Wicketkeeper-batsman Heinrich Klaasen will take over as captain for the four-match series which gets underway at the Wanderers Stadium in Johannesburg.

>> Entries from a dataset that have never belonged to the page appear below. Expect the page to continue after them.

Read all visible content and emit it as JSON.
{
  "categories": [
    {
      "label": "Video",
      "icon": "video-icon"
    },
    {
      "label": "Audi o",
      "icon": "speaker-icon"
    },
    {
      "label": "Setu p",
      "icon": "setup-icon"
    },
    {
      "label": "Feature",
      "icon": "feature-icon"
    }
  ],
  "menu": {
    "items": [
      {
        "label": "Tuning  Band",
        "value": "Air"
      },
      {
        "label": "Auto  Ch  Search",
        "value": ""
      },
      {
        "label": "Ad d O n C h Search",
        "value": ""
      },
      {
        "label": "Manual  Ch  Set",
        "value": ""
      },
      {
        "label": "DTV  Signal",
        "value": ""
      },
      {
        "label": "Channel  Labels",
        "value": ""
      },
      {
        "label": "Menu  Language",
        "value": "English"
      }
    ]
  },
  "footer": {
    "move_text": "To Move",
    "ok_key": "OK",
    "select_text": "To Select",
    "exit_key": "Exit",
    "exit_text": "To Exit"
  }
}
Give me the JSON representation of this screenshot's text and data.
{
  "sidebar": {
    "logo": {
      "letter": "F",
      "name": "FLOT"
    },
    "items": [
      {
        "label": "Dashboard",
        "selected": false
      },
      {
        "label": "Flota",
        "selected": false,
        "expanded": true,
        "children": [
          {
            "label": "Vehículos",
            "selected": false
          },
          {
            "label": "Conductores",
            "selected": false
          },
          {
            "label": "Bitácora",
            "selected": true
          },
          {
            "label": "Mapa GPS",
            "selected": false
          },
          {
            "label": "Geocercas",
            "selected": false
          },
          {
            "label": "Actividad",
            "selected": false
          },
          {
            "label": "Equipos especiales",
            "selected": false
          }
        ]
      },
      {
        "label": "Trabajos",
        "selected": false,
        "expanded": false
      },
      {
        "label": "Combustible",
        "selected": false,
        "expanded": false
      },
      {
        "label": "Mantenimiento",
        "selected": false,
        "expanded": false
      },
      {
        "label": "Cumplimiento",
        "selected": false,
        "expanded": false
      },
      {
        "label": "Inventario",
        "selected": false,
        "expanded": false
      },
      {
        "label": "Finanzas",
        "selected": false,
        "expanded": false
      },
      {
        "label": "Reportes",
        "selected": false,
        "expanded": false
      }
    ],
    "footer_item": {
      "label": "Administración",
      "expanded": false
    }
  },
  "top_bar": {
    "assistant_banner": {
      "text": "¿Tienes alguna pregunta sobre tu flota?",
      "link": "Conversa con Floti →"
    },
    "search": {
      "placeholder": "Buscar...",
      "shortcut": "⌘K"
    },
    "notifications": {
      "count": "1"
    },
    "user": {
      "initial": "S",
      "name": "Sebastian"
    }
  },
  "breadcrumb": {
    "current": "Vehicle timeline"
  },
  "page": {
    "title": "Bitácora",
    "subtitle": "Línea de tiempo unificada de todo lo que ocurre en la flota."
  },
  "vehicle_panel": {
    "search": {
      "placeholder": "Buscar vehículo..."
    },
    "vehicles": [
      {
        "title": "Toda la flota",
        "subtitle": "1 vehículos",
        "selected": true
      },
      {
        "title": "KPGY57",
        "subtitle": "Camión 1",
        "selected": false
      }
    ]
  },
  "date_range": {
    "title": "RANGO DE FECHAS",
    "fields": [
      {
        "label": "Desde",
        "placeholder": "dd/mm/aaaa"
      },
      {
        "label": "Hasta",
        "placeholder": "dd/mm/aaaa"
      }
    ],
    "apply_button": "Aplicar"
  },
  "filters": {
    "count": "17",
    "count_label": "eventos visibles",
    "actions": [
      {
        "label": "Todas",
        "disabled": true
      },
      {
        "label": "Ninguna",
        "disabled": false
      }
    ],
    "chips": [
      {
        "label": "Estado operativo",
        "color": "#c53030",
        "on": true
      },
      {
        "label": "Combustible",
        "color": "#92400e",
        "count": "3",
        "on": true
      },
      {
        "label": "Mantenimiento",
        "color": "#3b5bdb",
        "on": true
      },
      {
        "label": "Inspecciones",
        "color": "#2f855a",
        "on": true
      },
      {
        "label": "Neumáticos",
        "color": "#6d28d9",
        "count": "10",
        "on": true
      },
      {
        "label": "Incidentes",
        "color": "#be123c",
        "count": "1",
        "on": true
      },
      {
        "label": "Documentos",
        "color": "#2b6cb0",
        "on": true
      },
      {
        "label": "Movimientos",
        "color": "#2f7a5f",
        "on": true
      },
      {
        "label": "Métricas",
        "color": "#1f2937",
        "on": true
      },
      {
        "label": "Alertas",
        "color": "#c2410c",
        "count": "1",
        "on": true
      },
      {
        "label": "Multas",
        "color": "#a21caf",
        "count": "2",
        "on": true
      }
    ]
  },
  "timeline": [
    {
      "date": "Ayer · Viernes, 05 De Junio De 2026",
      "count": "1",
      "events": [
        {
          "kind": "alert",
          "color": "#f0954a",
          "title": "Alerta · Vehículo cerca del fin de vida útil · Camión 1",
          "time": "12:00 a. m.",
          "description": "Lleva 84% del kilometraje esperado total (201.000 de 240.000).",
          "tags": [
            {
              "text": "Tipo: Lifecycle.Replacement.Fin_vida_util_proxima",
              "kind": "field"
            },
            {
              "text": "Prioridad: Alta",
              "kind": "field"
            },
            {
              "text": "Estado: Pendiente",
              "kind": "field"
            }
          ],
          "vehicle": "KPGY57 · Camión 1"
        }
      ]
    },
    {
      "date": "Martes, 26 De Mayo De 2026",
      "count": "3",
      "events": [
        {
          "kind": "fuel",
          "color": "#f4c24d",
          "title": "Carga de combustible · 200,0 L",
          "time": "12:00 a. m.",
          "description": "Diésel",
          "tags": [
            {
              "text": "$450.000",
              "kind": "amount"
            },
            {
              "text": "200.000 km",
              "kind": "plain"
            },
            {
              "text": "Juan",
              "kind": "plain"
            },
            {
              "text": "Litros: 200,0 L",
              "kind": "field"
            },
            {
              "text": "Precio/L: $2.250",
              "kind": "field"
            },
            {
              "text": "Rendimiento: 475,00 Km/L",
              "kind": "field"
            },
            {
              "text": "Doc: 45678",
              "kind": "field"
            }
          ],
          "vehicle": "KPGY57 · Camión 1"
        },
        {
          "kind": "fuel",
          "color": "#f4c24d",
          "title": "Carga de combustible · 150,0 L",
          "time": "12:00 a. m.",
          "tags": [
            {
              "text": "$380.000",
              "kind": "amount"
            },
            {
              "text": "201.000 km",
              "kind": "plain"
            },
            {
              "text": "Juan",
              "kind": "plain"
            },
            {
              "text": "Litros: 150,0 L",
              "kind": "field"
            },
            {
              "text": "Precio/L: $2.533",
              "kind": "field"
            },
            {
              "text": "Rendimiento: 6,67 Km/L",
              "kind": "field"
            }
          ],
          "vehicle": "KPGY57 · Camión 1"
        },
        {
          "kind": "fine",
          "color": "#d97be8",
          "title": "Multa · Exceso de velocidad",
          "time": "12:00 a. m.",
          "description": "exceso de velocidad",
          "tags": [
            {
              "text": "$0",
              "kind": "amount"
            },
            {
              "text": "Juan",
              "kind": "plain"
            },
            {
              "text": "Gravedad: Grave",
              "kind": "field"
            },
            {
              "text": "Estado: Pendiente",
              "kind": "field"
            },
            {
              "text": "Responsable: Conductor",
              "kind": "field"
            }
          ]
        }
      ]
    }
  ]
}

Cricket has always been statistically-driven like baseball, but over the past 15 years we have moved beyond comparing averages and now use data to help in strategy and player selection, Dravid said during a panel discussion at the 15th MIT Sloan Sports Analytics Conference.